Korybko warns that national internet must not to be confused with censorship: The reason for this, he suggest, is that such a policy would have detrimental effects for Russia’s soft power prestige. Instead, Russia should focus on the promotion of its own services. Meanwhile, he is aware of the organisational difficulty and ambitiousness of such an endeavour which might still result in censorship as in the case of China: Freedom of information risks becoming the collateral of hybrid warfare. While Western internet freedom policies have arguably always been tied up with Western interests, they have also provided an outlet for critical information both against authoritarian regimes and Western governments themselves. This informational liberalism currently seems in decline in the West and elsewhere with dominant US platforms becoming more subservient to the explosion of censorship demands by governments and their non-governmental fronts.
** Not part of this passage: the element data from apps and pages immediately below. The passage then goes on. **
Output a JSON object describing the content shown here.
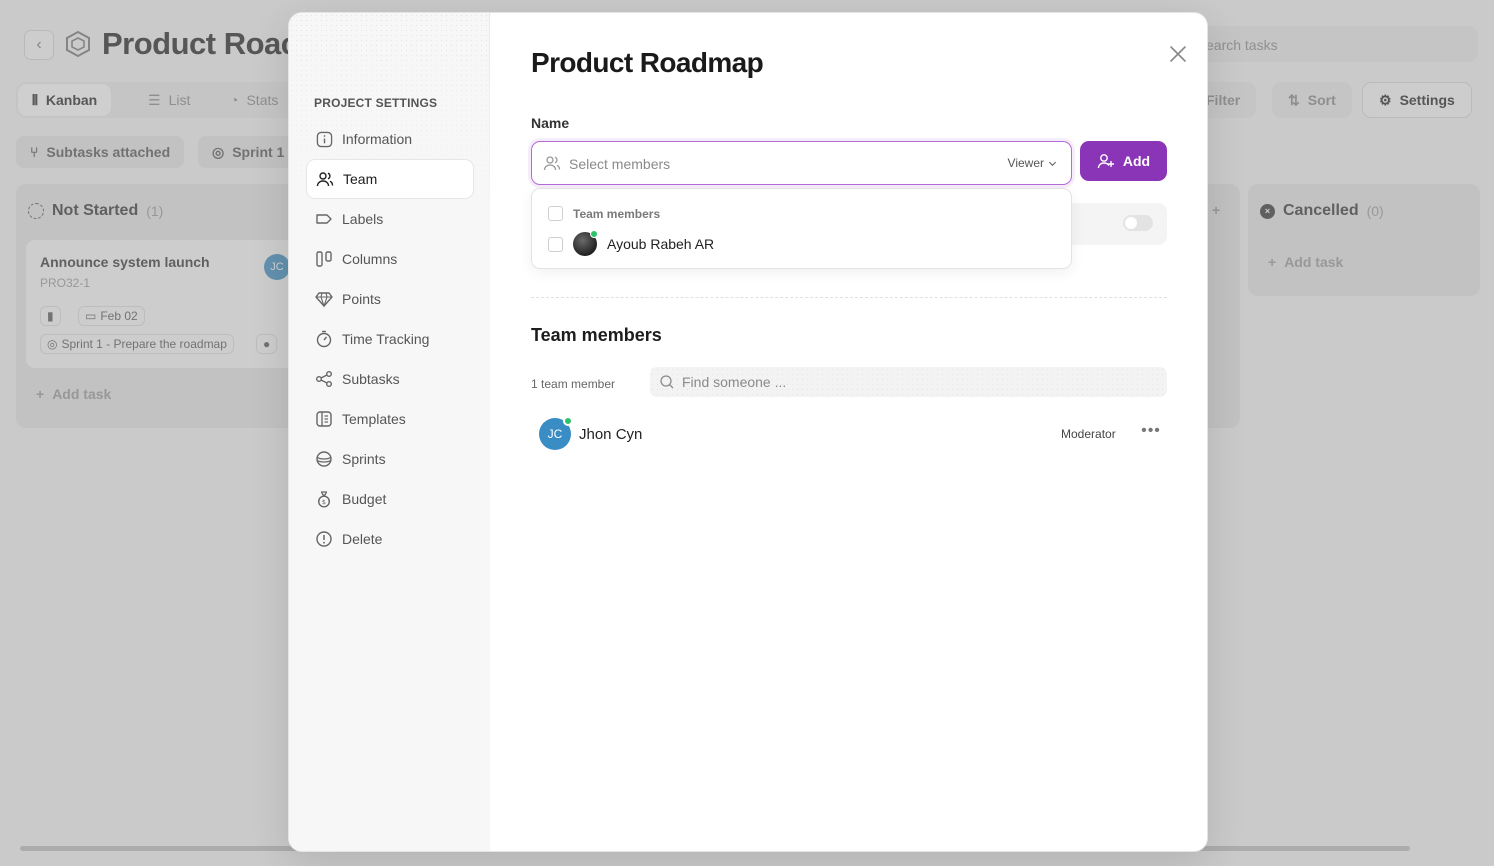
{
  "background": {
    "title": "Product Roac",
    "search_placeholder": "earch tasks",
    "view_tabs": [
      {
        "label": "Kanban",
        "icon": "kanban-icon"
      },
      {
        "label": "List",
        "icon": "list-icon"
      },
      {
        "label": "Stats",
        "icon": "stats-icon"
      }
    ],
    "toolbar": {
      "filter": "Filter",
      "sort": "Sort",
      "settings": "Settings"
    },
    "chips": [
      "Subtasks attached",
      "Sprint 1"
    ],
    "columns": [
      {
        "title": "Not Started",
        "count": "(1)"
      },
      {
        "title": "Cancelled",
        "count": "(0)"
      }
    ],
    "card": {
      "title": "Announce system launch",
      "id": "PRO32-1",
      "date": "Feb 02",
      "sprint": "Sprint 1 - Prepare the roadmap",
      "assignee_initials": "JC"
    },
    "add_task": "Add task"
  },
  "modal": {
    "sidebar": {
      "heading": "PROJECT SETTINGS",
      "items": [
        {
          "label": "Information",
          "icon": "info-icon"
        },
        {
          "label": "Team",
          "icon": "users-icon",
          "active": true
        },
        {
          "label": "Labels",
          "icon": "label-icon"
        },
        {
          "label": "Columns",
          "icon": "columns-icon"
        },
        {
          "label": "Points",
          "icon": "diamond-icon"
        },
        {
          "label": "Time Tracking",
          "icon": "stopwatch-icon"
        },
        {
          "label": "Subtasks",
          "icon": "subtasks-icon"
        },
        {
          "label": "Templates",
          "icon": "template-icon"
        },
        {
          "label": "Sprints",
          "icon": "sprint-icon"
        },
        {
          "label": "Budget",
          "icon": "money-bag-icon"
        },
        {
          "label": "Delete",
          "icon": "alert-circle-icon"
        }
      ]
    },
    "title": "Product Roadmap",
    "name_label": "Name",
    "select": {
      "placeholder": "Select members",
      "role": "Viewer"
    },
    "add_button": "Add",
    "dropdown": {
      "group_label": "Team members",
      "options": [
        {
          "name": "Ayoub Rabeh AR"
        }
      ]
    },
    "team_section": {
      "title": "Team members",
      "count_label": "1 team member",
      "search_placeholder": "Find someone ...",
      "members": [
        {
          "initials": "JC",
          "name": "Jhon Cyn",
          "role": "Moderator"
        }
      ]
    }
  },
  "colors": {
    "accent": "#8a35b8",
    "focus_ring": "#b46cd6",
    "online": "#2fc26b",
    "avatar_blue": "#3a8dc4"
  }
}
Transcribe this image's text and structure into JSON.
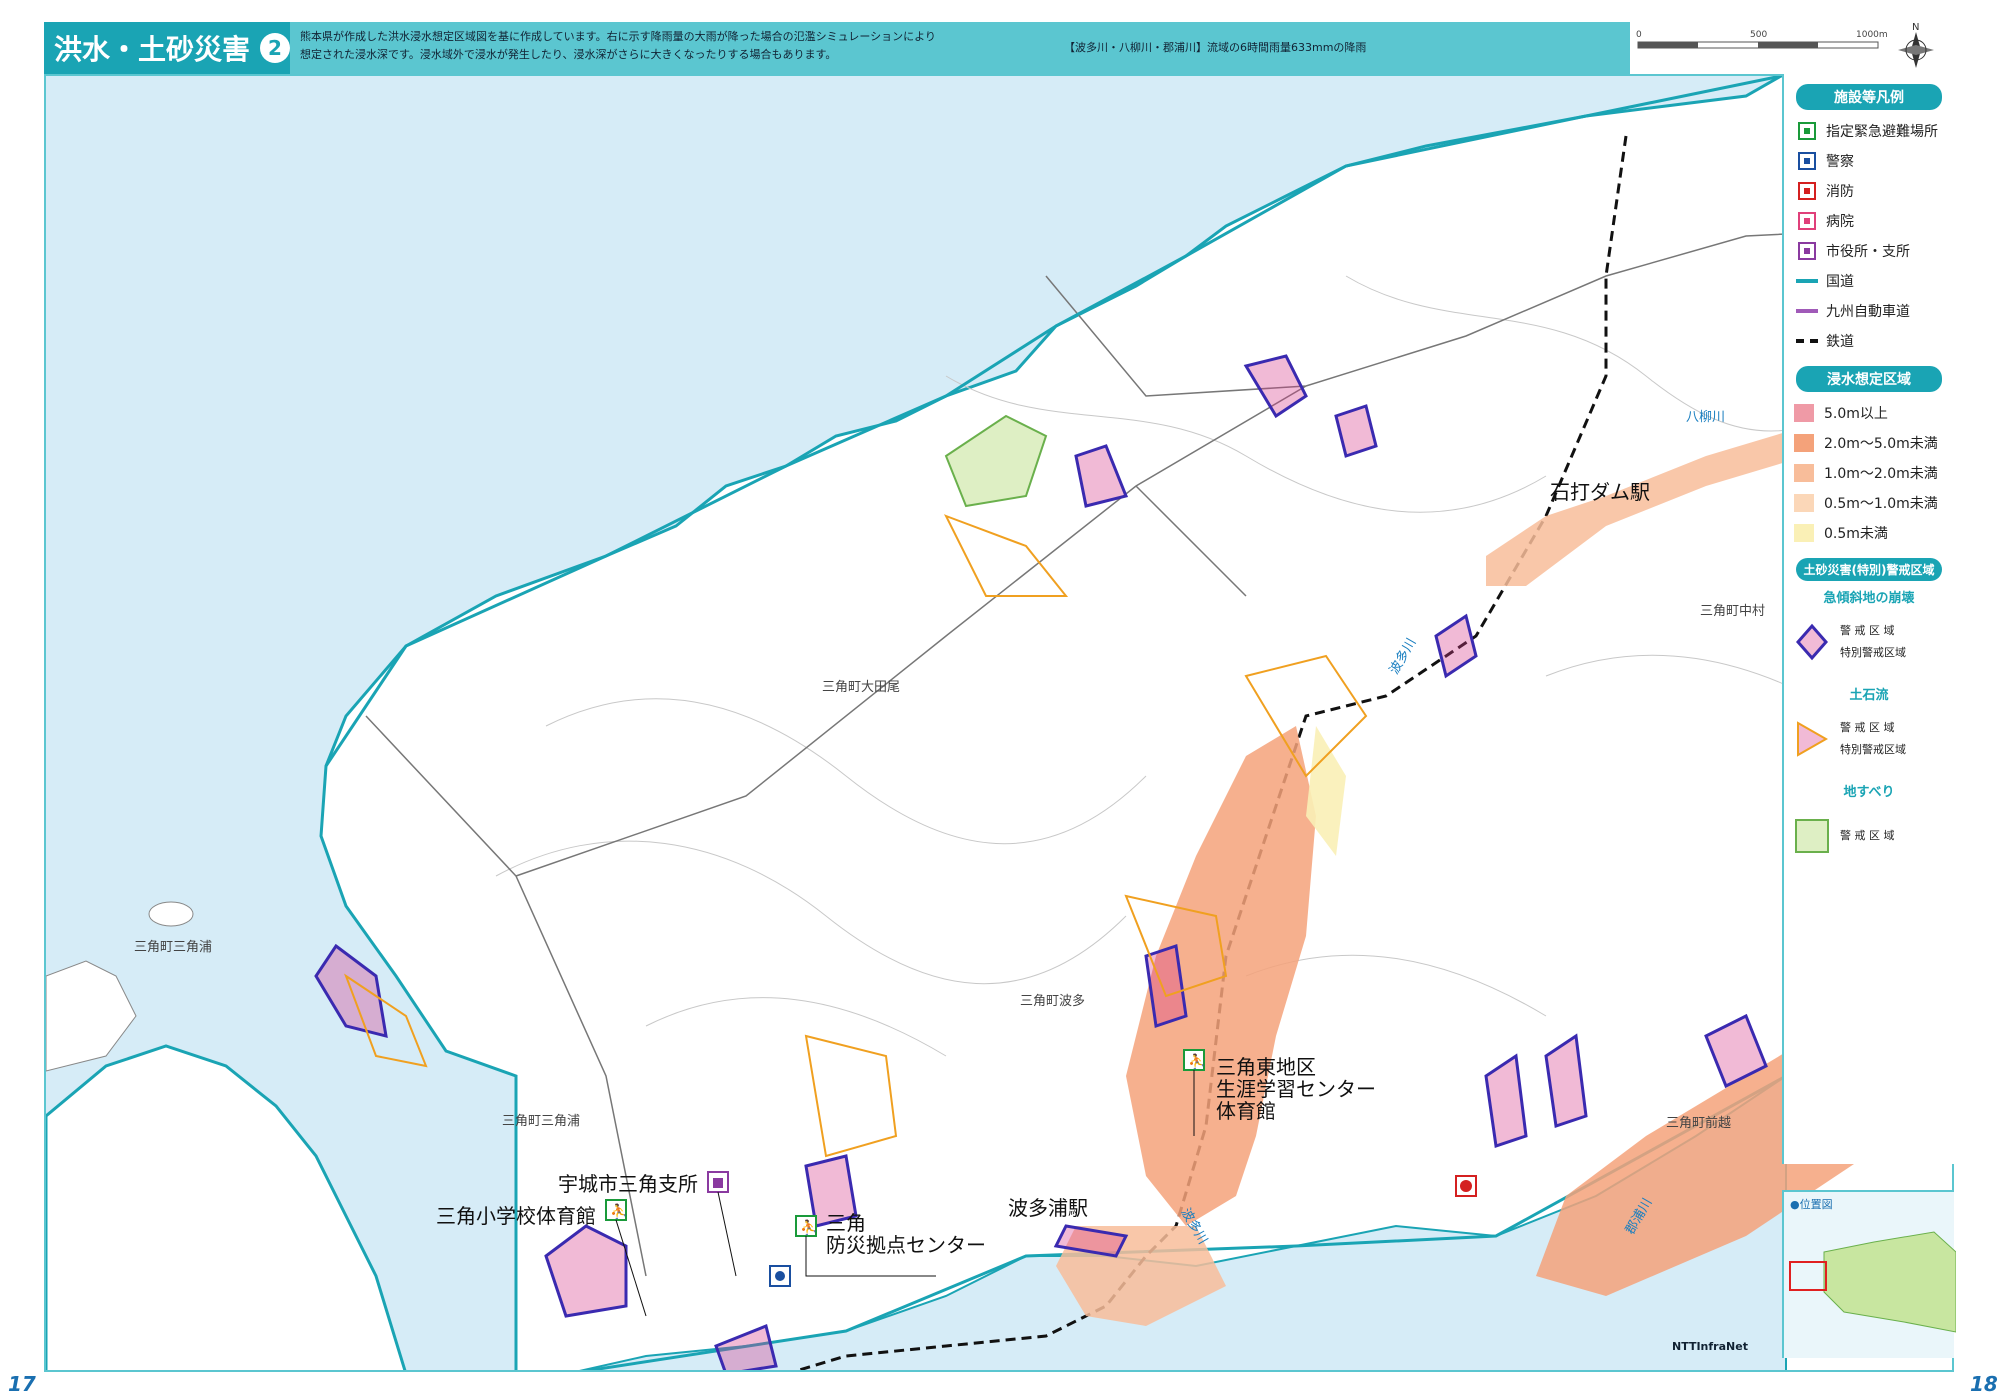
{
  "header": {
    "title": "洪水・土砂災害",
    "title_number": "2",
    "description_line1": "熊本県が作成した洪水浸水想定区域図を基に作成しています。右に示す降雨量の大雨が降った場合の氾濫シミュレーションにより",
    "description_line2": "想定された浸水深です。浸水域外で浸水が発生したり、浸水深がさらに大きくなったりする場合もあります。",
    "rain_note": "【波多川・八柳川・郡浦川】流域の6時間雨量633mmの降雨"
  },
  "scale": {
    "ticks": [
      "0",
      "500",
      "1000m"
    ],
    "north": "N"
  },
  "map": {
    "big_labels": {
      "ishiuchi_dam_station": "石打ダム駅",
      "higashi_center": [
        "三角東地区",
        "生涯学習センター",
        "体育館"
      ],
      "uki_branch": "宇城市三角支所",
      "misumi_school": "三角小学校体育館",
      "bousai_center": [
        "三角",
        "防災拠点センター"
      ],
      "hatoura_station": "波多浦駅"
    },
    "place_labels": {
      "ota": "三角町大田尾",
      "hatoura_town": "三角町波多",
      "misumiura_island": "三角町三角浦",
      "misumiura": "三角町三角浦",
      "nakamura": "三角町中村",
      "maegoe": "三角町前越"
    },
    "river_labels": {
      "yayanagi": "八柳川",
      "hata_upper": "波多川",
      "hata_lower": "波多川",
      "koura": "郡浦川"
    }
  },
  "legend": {
    "facilities_title": "施設等凡例",
    "facilities": [
      {
        "label": "指定緊急避難場所",
        "icon": "evacuation-icon",
        "color": "#1a9a3a"
      },
      {
        "label": "警察",
        "icon": "police-icon",
        "color": "#1a4fa0"
      },
      {
        "label": "消防",
        "icon": "fire-dept-icon",
        "color": "#d42020"
      },
      {
        "label": "病院",
        "icon": "hospital-icon",
        "color": "#e0407a"
      },
      {
        "label": "市役所・支所",
        "icon": "city-office-icon",
        "color": "#8a3aa0"
      },
      {
        "label": "国道",
        "icon": "national-road-line",
        "color": "#1aa4b4"
      },
      {
        "label": "九州自動車道",
        "icon": "expressway-line",
        "color": "#a05ab8"
      },
      {
        "label": "鉄道",
        "icon": "railway-line",
        "color": "#111111"
      }
    ],
    "flood_title": "浸水想定区域",
    "flood": [
      {
        "label": "5.0m以上",
        "color": "#ef9aa6"
      },
      {
        "label": "2.0m〜5.0m未満",
        "color": "#f4a27a"
      },
      {
        "label": "1.0m〜2.0m未満",
        "color": "#f8bd9a"
      },
      {
        "label": "0.5m〜1.0m未満",
        "color": "#fbd7b8"
      },
      {
        "label": "0.5m未満",
        "color": "#faf0b6"
      }
    ],
    "sediment_title": "土砂災害(特別)警戒区域",
    "slope_title": "急傾斜地の崩壊",
    "debris_title": "土石流",
    "landslide_title": "地すべり",
    "warning_zone": "警 戒 区 域",
    "special_zone": "特別警戒区域"
  },
  "location_map": {
    "title": "●位置図"
  },
  "pages": {
    "left": "17",
    "right": "18"
  },
  "publisher": "NTTInfraNet"
}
States meanwhile seem content with the alibi of foreign subversion enabling them to blame domestic dissent on outside actors (as in the hysteric plethora of US “Russiagate” accusations or in France on the occasion of the Gilets Jaunes protests). While the involvement of foreign actors is hard to rule out, its extent and impact remains subject to often wild and disingenuous speculation.
In return, what is certain is that hybrid wars postulate a strategic evolution that will preoccupy states in the years to come: the emergence of warfare taylored to the open society. Korybko reminds that it is a development that was and continues to be heralded by the United States. With the sophistication of strategies and the saturation of the public sphere with partisan information warfare, it becomes questionable whether states will continue with their policy of open information systems in the future. The spectre of hybrid warfare is an incentive for states to proceed with a nationalisation of services and a territorialisation of the internet in the process sacrificing the availability of a diverse range of information.
In all, Korybko’s Hybrid Wars must thus be seen as an important contribution and an eye-opening overview of the evolution of modern warfare tactics. Despite its four years of age, it serves as a valuable resource and analytical guide of the latest manifestation of Clausewitz’s chameleon such as in Venezuela.
Whether, sceptical readers in general and Western readers in particular will take serious the Russian geopolitical narrative and military perspective meanwhile remains questionable. They ignore it at their own peril: The existence of this interpretation alone, along with the military conferences it inspires, is a solid argument for an increase in attention and vigilance towards this novel form of warfare. Korybko’s “Hybrid Wars” should then be understood as an opportunity - For Westerners to endure the frighteningly bleak and calculating Russian gaze and discover their own reflection in the black abyss of its pupil.
 Counterintuitive because China’s vastly superior economic prowess should make it the main rival